“Who is going to fix this?” and “Who is going to pay for this?” These are common questions facing unit owners and associations when condominium property needs repair. The answer will most likely be found in the condominium declarations, which typically describe the boundaries of each unit. But sometimes the declarations fail to adequately describe those boundaries; and the fine line delineating who is obligated to repair becomes indiscernible and worse, debatable. This is especially true when describing windows, doors, sliders and skylights in the associated with the condominium unit. Because the materials used are exposed to both the inside and outside of each unit; the condominium declarations must be very clear where the unit owner’s interest begins, and also where it ends.
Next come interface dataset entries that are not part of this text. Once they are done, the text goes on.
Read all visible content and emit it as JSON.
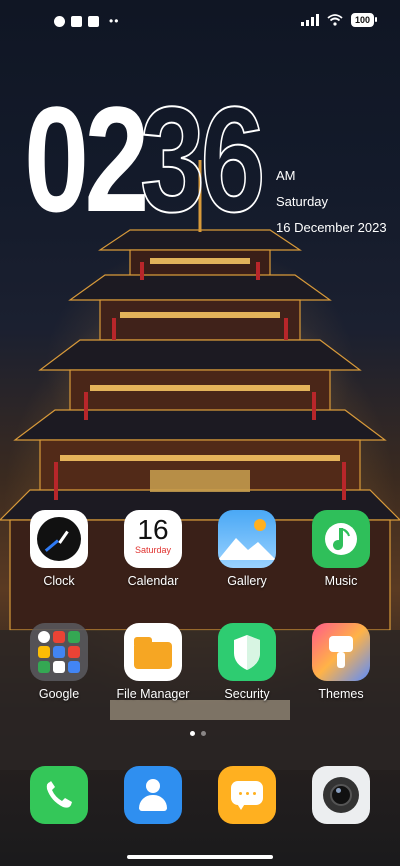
{
  "status_bar": {
    "battery": "100"
  },
  "clock": {
    "hours": "02",
    "minutes": "36",
    "ampm": "AM",
    "weekday": "Saturday",
    "date": "16 December 2023"
  },
  "apps_row1": [
    {
      "label": "Clock",
      "icon": "clock-icon"
    },
    {
      "label": "Calendar",
      "icon": "calendar-icon",
      "day": "16",
      "weekday": "Saturday"
    },
    {
      "label": "Gallery",
      "icon": "gallery-icon"
    },
    {
      "label": "Music",
      "icon": "music-icon"
    }
  ],
  "apps_row2": [
    {
      "label": "Google",
      "icon": "google-folder-icon"
    },
    {
      "label": "File Manager",
      "icon": "folder-icon"
    },
    {
      "label": "Security",
      "icon": "shield-icon"
    },
    {
      "label": "Themes",
      "icon": "brush-icon"
    }
  ],
  "dock": [
    {
      "icon": "phone-icon"
    },
    {
      "icon": "contacts-icon"
    },
    {
      "icon": "messages-icon"
    },
    {
      "icon": "camera-icon"
    }
  ],
  "page_indicator": {
    "current": 1,
    "total": 2
  },
  "colors": {
    "music": "#2fbf5a",
    "security": "#2ecc71",
    "phone": "#34c759",
    "contacts": "#2f8ff0",
    "messages": "#ffb020",
    "filemanager": "#f6a623"
  }
}
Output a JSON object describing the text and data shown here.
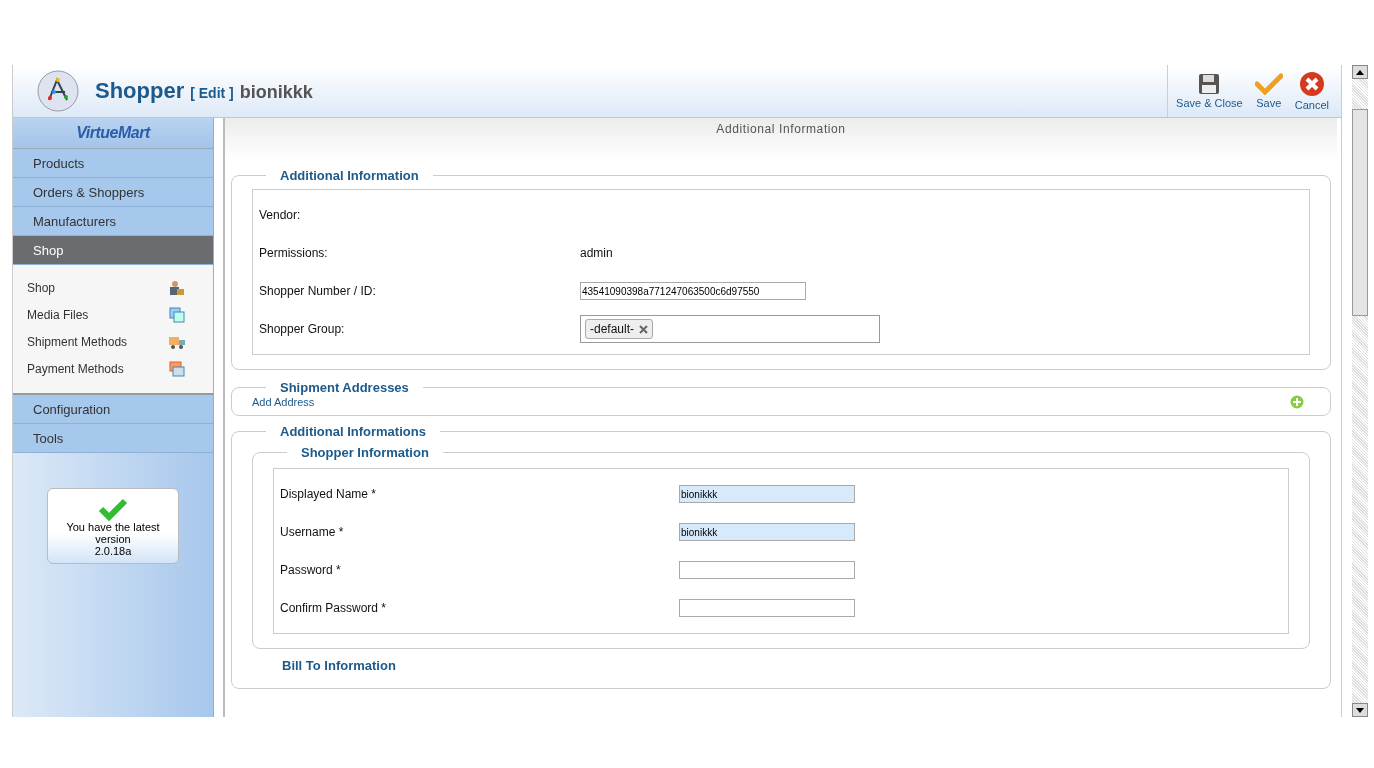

This post provides a brief overview of the Florida condominium association’s obligation to repair and maintain windows under Florida law.
When drafting condo declarations, careful consideration must be given as to whether the windows in the unit are described as common elements. The legal import in defining the condominium property is significant: the association is responsible for the maintenance of the common elements. See Fla. Stat. 718.113(1). Section 718.108(1)(d), Florida Statutes, defines “common elements” as “the condominium property which is not included within the units.” But this designation is dangerously broad in the context of window repairs—specifically, whether windows are part of the interior or the exterior of the unit. In the absence of such a clear demarcation, windows may still be “common elements,” as windows are arguably not within the individual unit under the statutory definition. Id.
Some declarations may define the exterior of the building as a common element, but designate windows as part of the unit. Some declarations define the common elements as the window frame, but the actual glass to be owned by the individual unit owner. Such internal contradictions often lead to a dispute between owners and the condominium association. When both parties can find language in the declarations to support their positions, the parties may require the Court to resolve the ambiguity. In such cases, the parties would look at prior course of conduct and maybe even the testimony of the developer or the lawyer who drafted the declarations for the intent of ownership responsibility. More thoughtful declarations may assign windows, and other property that serves only one unit, as limited common elements.
The condominium declarations may provide that certain limited common elements be maintained by unit owners who use them. See Fla. Stat. 718.113(1). The prudent association will further define the term “maintenance.” The ultimate question becomes more complex when it is unclear whether maintenance includes the term “repair.” Remember: the declarations will be controlling as to who has the obligation to repair. See Woodside Vill. Condo Ass’n v. Jahren, 806 So.2d 452, 456 (Fla. 2002) (holding that the declarations strictly govern the respective duties and responsibilities between the condo association and the unit owner).
Ultimately, the condominium declarations will govern. To avoid disputes that may arise when repairs are necessary, the declarations should be explicit as to each party’s obligation to repair the property. This may be accomplished by designating windows as limited common elements; describing in detail those who are responsible for the interior and exterior surfaces of the condominium property, and clarifying in writing the financial obligations of each party before major repairs are necessary. At a minimum, the association should create a chart of responsibility to provide guidance as to who is responsible for maintenance and repair.